Jesus was not the reincarnation of King David or the Lamb of the Apocalypse. It seems that John and his disciples got it wrong. I wonder, though, if we don’t also get it wrong. If, by equating Jesus with the lamb of Isaiah 53, contemporary Christians err in the opposite direction.
He was oppressed, and he was afflicted,
yet he did not open his mouth;
like a lamb that is led to the slaughter,
and like a sheep that before its shearers is silent,
so he did not open his mouth.
This understanding of the passive, suffering “Lamb of God” has been used by slave owners to keep their slaves in line; by pastors to encourage abused women to stay with their abusers; by people in positions of privilege and power to shame those who challenge that privilege, that power.
While silence and passivity in the face of violence is sometimes an effective protest strategy, to insist that the oppressed maintain silence and passivity in the face of the violence being done to them is simply another form of violence.
There is nothing particularly Christ-like about silent endurance. True, Jesus was silent before Herod, but that was an act of aggression, not passivity. Herod wanted him to talk. And before that, Jesus talked back to Pilate. And certainly had words for the chief priests and the scribes and the Pharisees on many occasions. If Jesus had merely been silent and passive, he would not have been executed by the state.

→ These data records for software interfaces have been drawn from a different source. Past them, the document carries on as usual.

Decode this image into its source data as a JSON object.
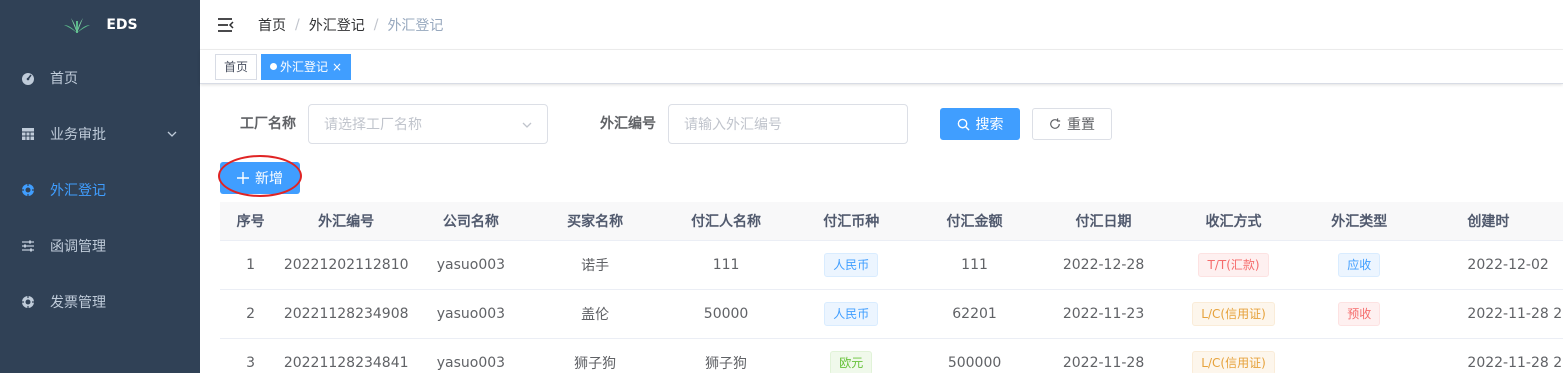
{
  "app": {
    "logo_text": "EDS"
  },
  "sidebar": {
    "items": [
      {
        "label": "首页",
        "icon": "dashboard-icon"
      },
      {
        "label": "业务审批",
        "icon": "grid-icon"
      },
      {
        "label": "外汇登记",
        "icon": "target-icon",
        "active": true
      },
      {
        "label": "函调管理",
        "icon": "sliders-icon"
      },
      {
        "label": "发票管理",
        "icon": "target-icon"
      }
    ]
  },
  "breadcrumb": {
    "home": "首页",
    "parent": "外汇登记",
    "current": "外汇登记"
  },
  "tags": {
    "home": "首页",
    "active": "外汇登记"
  },
  "search": {
    "factory_label": "工厂名称",
    "factory_placeholder": "请选择工厂名称",
    "fx_label": "外汇编号",
    "fx_placeholder": "请输入外汇编号",
    "search_btn": "搜索",
    "reset_btn": "重置"
  },
  "toolbar": {
    "add_btn": "新增"
  },
  "table": {
    "headers": [
      "序号",
      "外汇编号",
      "公司名称",
      "买家名称",
      "付汇人名称",
      "付汇币种",
      "付汇金额",
      "付汇日期",
      "收汇方式",
      "外汇类型",
      "创建时"
    ],
    "rows": [
      {
        "idx": "1",
        "fx_no": "20221202112810",
        "company": "yasuo003",
        "buyer": "诺手",
        "payer": "111",
        "currency": "人民币",
        "amount": "111",
        "date": "2022-12-28",
        "method": "T/T(汇款)",
        "type": "应收",
        "created": "2022-12-02"
      },
      {
        "idx": "2",
        "fx_no": "20221128234908",
        "company": "yasuo003",
        "buyer": "盖伦",
        "payer": "50000",
        "currency": "人民币",
        "amount": "62201",
        "date": "2022-11-23",
        "method": "L/C(信用证)",
        "type": "预收",
        "created": "2022-11-28 2"
      },
      {
        "idx": "3",
        "fx_no": "20221128234841",
        "company": "yasuo003",
        "buyer": "狮子狗",
        "payer": "狮子狗",
        "currency": "欧元",
        "amount": "500000",
        "date": "2022-11-28",
        "method": "L/C(信用证)",
        "type": "",
        "created": "2022-11-28 2"
      }
    ]
  },
  "colors": {
    "sidebar_bg": "#304156",
    "primary": "#409eff",
    "annotation_ring": "#e02424"
  }
}
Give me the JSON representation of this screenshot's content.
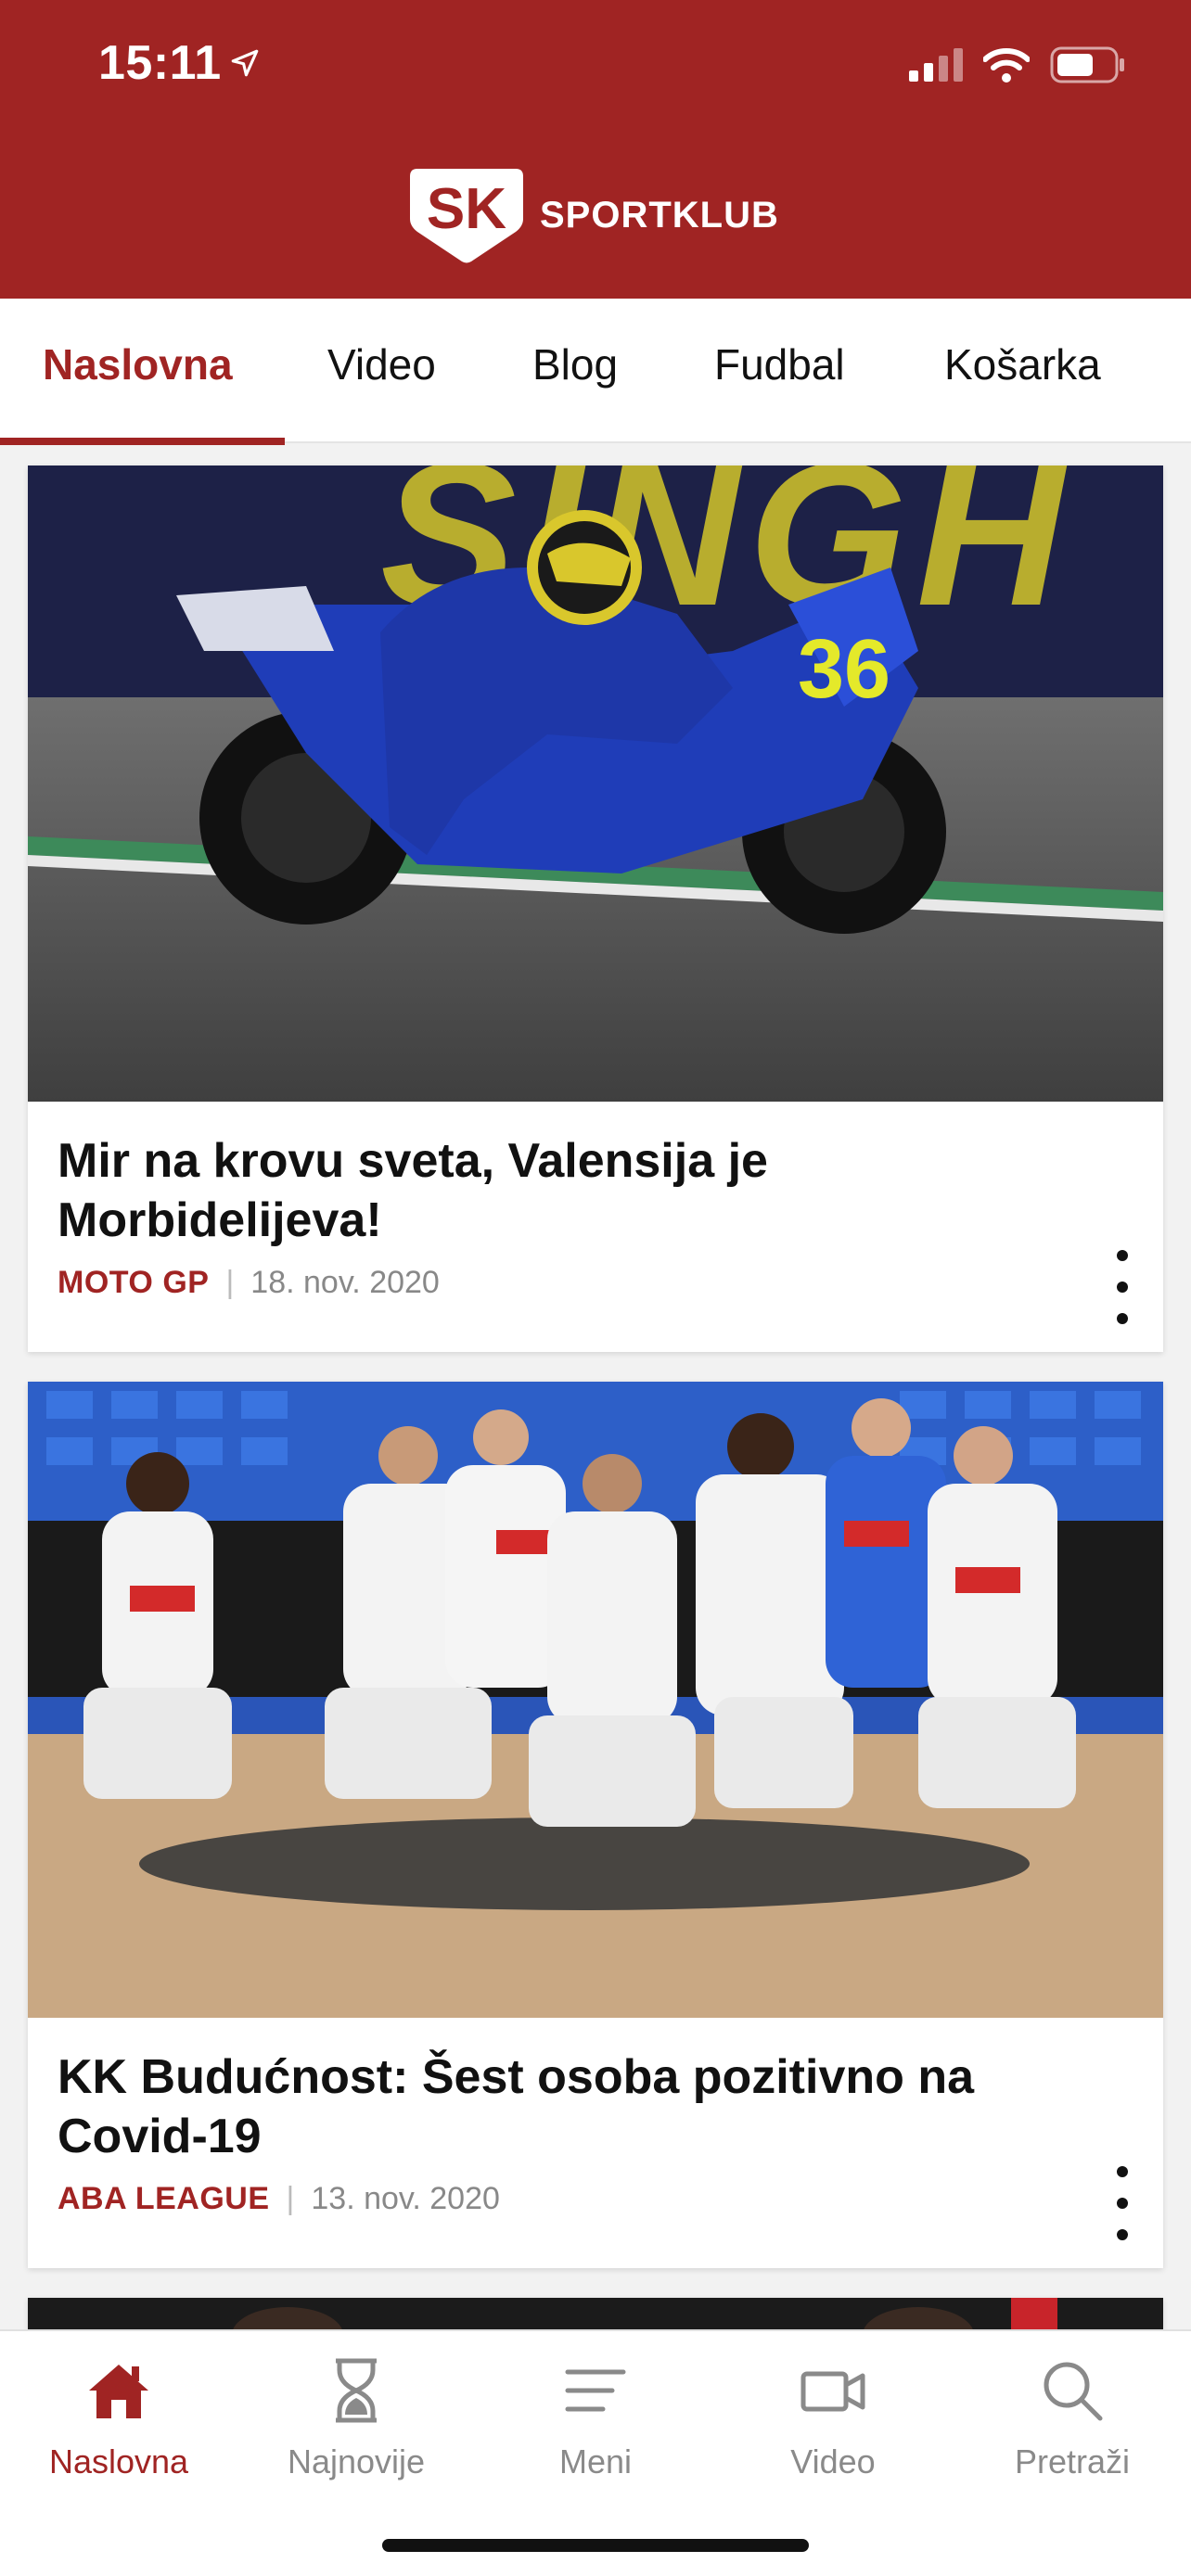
{
  "status": {
    "time": "15:11"
  },
  "brand": {
    "logo_letters": "SK",
    "name": "SPORTKLUB",
    "color": "#a02423"
  },
  "tabs": [
    {
      "label": "Naslovna",
      "active": true
    },
    {
      "label": "Video",
      "active": false
    },
    {
      "label": "Blog",
      "active": false
    },
    {
      "label": "Fudbal",
      "active": false
    },
    {
      "label": "Košarka",
      "active": false
    }
  ],
  "articles": [
    {
      "title": "Mir na krovu sveta, Valensija je Morbidelijeva!",
      "category": "MOTO GP",
      "date": "18. nov. 2020",
      "image": "motogp-rider-photo"
    },
    {
      "title": "KK Budućnost: Šest osoba pozitivno na Covid-19",
      "category": "ABA LEAGUE",
      "date": "13. nov. 2020",
      "image": "basketball-team-photo"
    }
  ],
  "bottom_nav": [
    {
      "label": "Naslovna",
      "icon": "home-icon",
      "active": true
    },
    {
      "label": "Najnovije",
      "icon": "hourglass-icon",
      "active": false
    },
    {
      "label": "Meni",
      "icon": "menu-icon",
      "active": false
    },
    {
      "label": "Video",
      "icon": "video-camera-icon",
      "active": false
    },
    {
      "label": "Pretraži",
      "icon": "search-icon",
      "active": false
    }
  ]
}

If the Lamb of God is not a triumphant ruler and not a silent victim, then what? I’ve never been comfortable with this terminology for Jesus, and now I see why. Neither of these most obvious understandings of the term faithfully reflect who Jesus was—and is.
These two understandings present different images of how the Lamb accomplishes the goal—through violence or passivity–but the goal itself remains the same: “This is the Lamb of God who takes away the sins of the world.”

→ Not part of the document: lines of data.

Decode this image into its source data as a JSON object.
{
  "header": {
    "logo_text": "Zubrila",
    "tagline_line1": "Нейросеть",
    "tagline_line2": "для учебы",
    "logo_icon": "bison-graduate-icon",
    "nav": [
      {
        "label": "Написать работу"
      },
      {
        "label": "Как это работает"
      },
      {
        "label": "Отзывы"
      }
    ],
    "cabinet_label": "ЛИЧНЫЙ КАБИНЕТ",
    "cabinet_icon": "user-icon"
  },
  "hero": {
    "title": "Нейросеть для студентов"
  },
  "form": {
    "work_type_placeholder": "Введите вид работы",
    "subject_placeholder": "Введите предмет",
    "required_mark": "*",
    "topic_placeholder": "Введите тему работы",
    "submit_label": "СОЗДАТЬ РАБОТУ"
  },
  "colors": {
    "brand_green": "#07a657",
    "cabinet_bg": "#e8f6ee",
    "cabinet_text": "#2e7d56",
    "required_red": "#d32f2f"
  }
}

American evangelical Christianity has translated this to mean that Jesus forgives each individual of his or her individual sins. So you don’t have to feel bad about lying to your mom when you were ten or cheating on your taxes last year—the Lamb of God takes away the sins of the world.
But I can tell you that John and his disciples were not concerned with their own individual, personal, moral indiscretions. Or, maybe they were concerned with them, but they certainly didn’t expect the Messiah, the Lamb of God, to care much about them. The sins of the world were much bigger.
Political entities that maintained their power through threats and violence. Religious leaders who used their positions for their own pleasure and privilege. Rich people who maintained their lifestyles on the backs of the poor.
Here is the Lamb of God who takes away the sins of the world.
What is important about the Lamb is what he does. The Lamb of God takes away the sins of the world.
We know that what. If we are concerned about the how—which I think we should be—we have to look beyond the militaristic images of the first century disciples, and we have to set aside the glorified victim images of subsequent generations.
If we are concerned about the how, we have to study Jesus’ life. To note how he was powerful, but not violent. Peaceful, but not passive. How he challenged, but did not attack. How he was kind, but not permissive. The what and the how are both important. And both are revealed by Jesus, the Lamb of God, the Messiah.
I’m going to tell you something that is obvious and that bears repeating: you are not the Messiah. I am not the Messiah. None of us are called to take away the sins of the world.
Yet somehow, while removing violence and hatred and suffering from our world is not our work, we are, nonetheless, privileged to participate with God in that work.
We are privileged to follow the example set by Jesus, to live within the power of the Holy Spirit, to walk with each other in the community of faith, as we all, together, work to take away the sins—the injustices and oppressions—of this world.